BEGIN
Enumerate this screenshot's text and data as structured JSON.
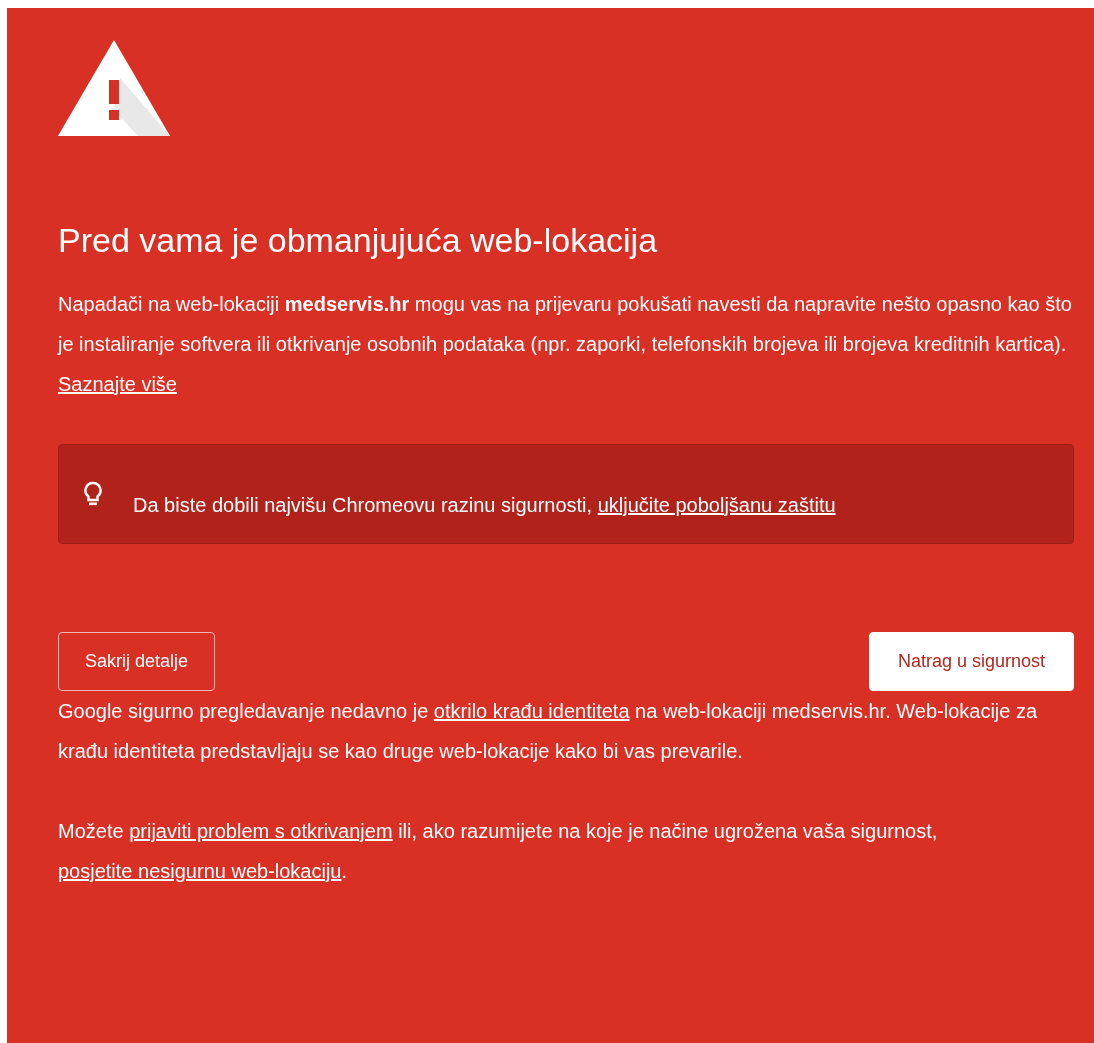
{
  "heading": "Pred vama je obmanjujuća web-lokacija",
  "intro": {
    "text": "Napadači na web-lokaciji **medservis.hr** mogu vas na prijevaru pokušati navesti da napravite nešto opasno kao što je instaliranje softvera ili otkrivanje osobnih podataka (npr. zaporki, telefonskih brojeva ili brojeva kreditnih kartica).",
    "link": "Saznajte više"
  },
  "tip": {
    "text": "Da biste dobili najvišu Chromeovu razinu sigurnosti,",
    "link": "uključite poboljšanu zaštitu"
  },
  "buttons": [
    {
      "kind": "secondary",
      "label": "Sakrij detalje"
    },
    {
      "kind": "primary",
      "label": "Natrag u sigurnost"
    }
  ],
  "details": [
    {
      "parts": [
        {
          "kind": "text",
          "text": "Google sigurno pregledavanje nedavno je "
        },
        {
          "kind": "link",
          "text": "otkrilo krađu identiteta"
        },
        {
          "kind": "text",
          "text": " na web-lokaciji medservis.hr. Web-lokacije za krađu identiteta predstavljaju se kao druge web-lokacije kako bi vas prevarile."
        }
      ]
    },
    {
      "parts": [
        {
          "kind": "text",
          "text": "Možete "
        },
        {
          "kind": "link",
          "text": "prijaviti problem s otkrivanjem"
        },
        {
          "kind": "text",
          "text": " ili, ako razumijete na koje je načine ugrožena vaša sigurnost, "
        },
        {
          "kind": "link",
          "text": "posjetite nesigurnu web-lokaciju"
        },
        {
          "kind": "text",
          "text": "."
        }
      ]
    }
  ]
}
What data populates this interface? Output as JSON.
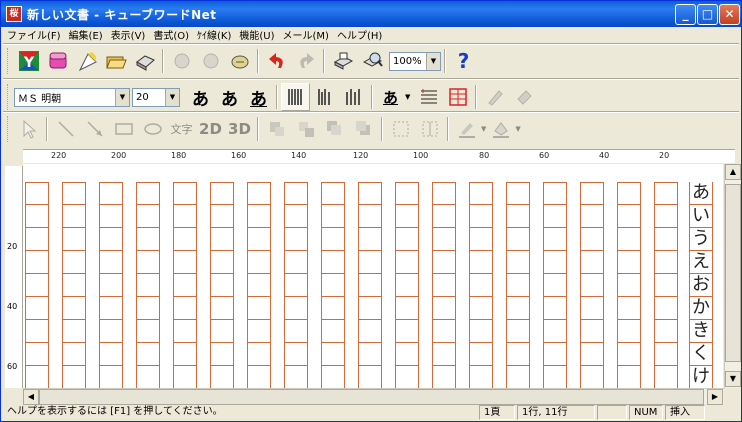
{
  "window": {
    "title": "新しい文書 - キューブワードNet",
    "app_icon": "桜"
  },
  "menu": [
    "ファイル(F)",
    "編集(E)",
    "表示(V)",
    "書式(O)",
    "ｹｲ線(K)",
    "機能(U)",
    "メール(M)",
    "ヘルプ(H)"
  ],
  "toolbar1": {
    "zoom": "100%"
  },
  "toolbar2": {
    "font_name": "ＭＳ 明朝",
    "font_size": "20",
    "style_a1": "あ",
    "style_a2": "あ",
    "style_a3": "あ",
    "color_a": "あ"
  },
  "toolbar3": {
    "text_tool": "文字",
    "t2d": "2D",
    "t3d": "3D"
  },
  "ruler": {
    "top_labels": [
      "220",
      "200",
      "180",
      "160",
      "140",
      "120",
      "100",
      "80",
      "60",
      "40",
      "20"
    ],
    "left_labels": [
      "20",
      "40",
      "60"
    ]
  },
  "document": {
    "column_chars": [
      "あ",
      "い",
      "う",
      "え",
      "お",
      "か",
      "き",
      "く",
      "け"
    ]
  },
  "status": {
    "help": "ヘルプを表示するには [F1] を押してください。",
    "page": "1頁",
    "position": "1行, 11行",
    "num": "NUM",
    "insert": "挿入"
  },
  "colors": {
    "grid": "#d26a3a",
    "titlebar": "#0a5fd8"
  }
}
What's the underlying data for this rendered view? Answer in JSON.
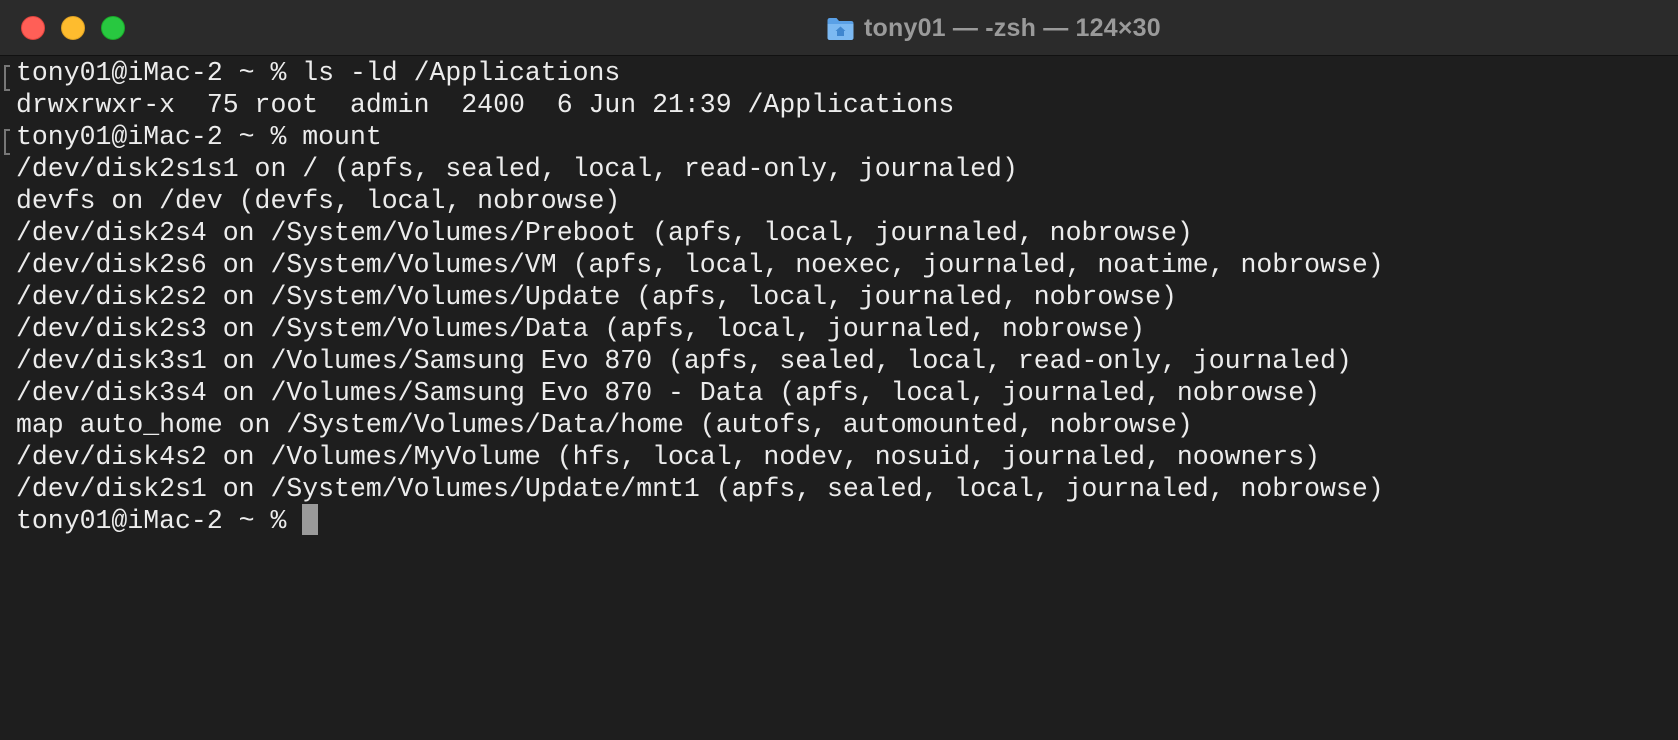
{
  "window": {
    "title": "tony01 — -zsh — 124×30",
    "title_icon": "home-folder-icon"
  },
  "colors": {
    "background": "#1e1e1e",
    "titlebar": "#2b2b2b",
    "text": "#ececec",
    "close": "#ff5f57",
    "minimize": "#febc2e",
    "maximize": "#28c840",
    "cursor": "#9a9a9a"
  },
  "terminal": {
    "lines": [
      "tony01@iMac-2 ~ % ls -ld /Applications",
      "drwxrwxr-x  75 root  admin  2400  6 Jun 21:39 /Applications",
      "tony01@iMac-2 ~ % mount",
      "/dev/disk2s1s1 on / (apfs, sealed, local, read-only, journaled)",
      "devfs on /dev (devfs, local, nobrowse)",
      "/dev/disk2s4 on /System/Volumes/Preboot (apfs, local, journaled, nobrowse)",
      "/dev/disk2s6 on /System/Volumes/VM (apfs, local, noexec, journaled, noatime, nobrowse)",
      "/dev/disk2s2 on /System/Volumes/Update (apfs, local, journaled, nobrowse)",
      "/dev/disk2s3 on /System/Volumes/Data (apfs, local, journaled, nobrowse)",
      "/dev/disk3s1 on /Volumes/Samsung Evo 870 (apfs, sealed, local, read-only, journaled)",
      "/dev/disk3s4 on /Volumes/Samsung Evo 870 - Data (apfs, local, journaled, nobrowse)",
      "map auto_home on /System/Volumes/Data/home (autofs, automounted, nobrowse)",
      "/dev/disk4s2 on /Volumes/MyVolume (hfs, local, nodev, nosuid, journaled, noowners)",
      "/dev/disk2s1 on /System/Volumes/Update/mnt1 (apfs, sealed, local, journaled, nobrowse)"
    ],
    "current_prompt": "tony01@iMac-2 ~ % "
  }
}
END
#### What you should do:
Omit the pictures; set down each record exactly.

#### Problem solution:
Enumerate this screenshot's text and data as structured JSON.
{
  "heading": "Pred vama je obmanjujuća web-lokacija",
  "intro": {
    "text": "Napadači na web-lokaciji **medservis.hr** mogu vas na prijevaru pokušati navesti da napravite nešto opasno kao što je instaliranje softvera ili otkrivanje osobnih podataka (npr. zaporki, telefonskih brojeva ili brojeva kreditnih kartica).",
    "link": "Saznajte više"
  },
  "tip": {
    "text": "Da biste dobili najvišu Chromeovu razinu sigurnosti,",
    "link": "uključite poboljšanu zaštitu"
  },
  "buttons": [
    {
      "kind": "secondary",
      "label": "Sakrij detalje"
    },
    {
      "kind": "primary",
      "label": "Natrag u sigurnost"
    }
  ],
  "details": [
    {
      "parts": [
        {
          "kind": "text",
          "text": "Google sigurno pregledavanje nedavno je "
        },
        {
          "kind": "link",
          "text": "otkrilo krađu identiteta"
        },
        {
          "kind": "text",
          "text": " na web-lokaciji medservis.hr. Web-lokacije za krađu identiteta predstavljaju se kao druge web-lokacije kako bi vas prevarile."
        }
      ]
    },
    {
      "parts": [
        {
          "kind": "text",
          "text": "Možete "
        },
        {
          "kind": "link",
          "text": "prijaviti problem s otkrivanjem"
        },
        {
          "kind": "text",
          "text": " ili, ako razumijete na koje je načine ugrožena vaša sigurnost, "
        },
        {
          "kind": "link",
          "text": "posjetite nesigurnu web-lokaciju"
        },
        {
          "kind": "text",
          "text": "."
        }
      ]
    }
  ]
}
What data populates this interface? Output as JSON.
{
  "window": {
    "title": "新しい文書 - キューブワードNet",
    "app_icon": "桜"
  },
  "menu": [
    "ファイル(F)",
    "編集(E)",
    "表示(V)",
    "書式(O)",
    "ｹｲ線(K)",
    "機能(U)",
    "メール(M)",
    "ヘルプ(H)"
  ],
  "toolbar1": {
    "zoom": "100%"
  },
  "toolbar2": {
    "font_name": "ＭＳ 明朝",
    "font_size": "20",
    "style_a1": "あ",
    "style_a2": "あ",
    "style_a3": "あ",
    "color_a": "あ"
  },
  "toolbar3": {
    "text_tool": "文字",
    "t2d": "2D",
    "t3d": "3D"
  },
  "ruler": {
    "top_labels": [
      "220",
      "200",
      "180",
      "160",
      "140",
      "120",
      "100",
      "80",
      "60",
      "40",
      "20"
    ],
    "left_labels": [
      "20",
      "40",
      "60"
    ]
  },
  "document": {
    "column_chars": [
      "あ",
      "い",
      "う",
      "え",
      "お",
      "か",
      "き",
      "く",
      "け"
    ]
  },
  "status": {
    "help": "ヘルプを表示するには [F1] を押してください。",
    "page": "1頁",
    "position": "1行, 11行",
    "num": "NUM",
    "insert": "挿入"
  },
  "colors": {
    "grid": "#d26a3a",
    "titlebar": "#0a5fd8"
  }
}
What's the underlying data for this rendered view? Answer in JSON.
{
  "window": {
    "title": "tony01 — -zsh — 124×30",
    "title_icon": "home-folder-icon"
  },
  "colors": {
    "background": "#1e1e1e",
    "titlebar": "#2b2b2b",
    "text": "#ececec",
    "close": "#ff5f57",
    "minimize": "#febc2e",
    "maximize": "#28c840",
    "cursor": "#9a9a9a"
  },
  "terminal": {
    "lines": [
      "tony01@iMac-2 ~ % ls -ld /Applications",
      "drwxrwxr-x  75 root  admin  2400  6 Jun 21:39 /Applications",
      "tony01@iMac-2 ~ % mount",
      "/dev/disk2s1s1 on / (apfs, sealed, local, read-only, journaled)",
      "devfs on /dev (devfs, local, nobrowse)",
      "/dev/disk2s4 on /System/Volumes/Preboot (apfs, local, journaled, nobrowse)",
      "/dev/disk2s6 on /System/Volumes/VM (apfs, local, noexec, journaled, noatime, nobrowse)",
      "/dev/disk2s2 on /System/Volumes/Update (apfs, local, journaled, nobrowse)",
      "/dev/disk2s3 on /System/Volumes/Data (apfs, local, journaled, nobrowse)",
      "/dev/disk3s1 on /Volumes/Samsung Evo 870 (apfs, sealed, local, read-only, journaled)",
      "/dev/disk3s4 on /Volumes/Samsung Evo 870 - Data (apfs, local, journaled, nobrowse)",
      "map auto_home on /System/Volumes/Data/home (autofs, automounted, nobrowse)",
      "/dev/disk4s2 on /Volumes/MyVolume (hfs, local, nodev, nosuid, journaled, noowners)",
      "/dev/disk2s1 on /System/Volumes/Update/mnt1 (apfs, sealed, local, journaled, nobrowse)"
    ],
    "current_prompt": "tony01@iMac-2 ~ % "
  }
}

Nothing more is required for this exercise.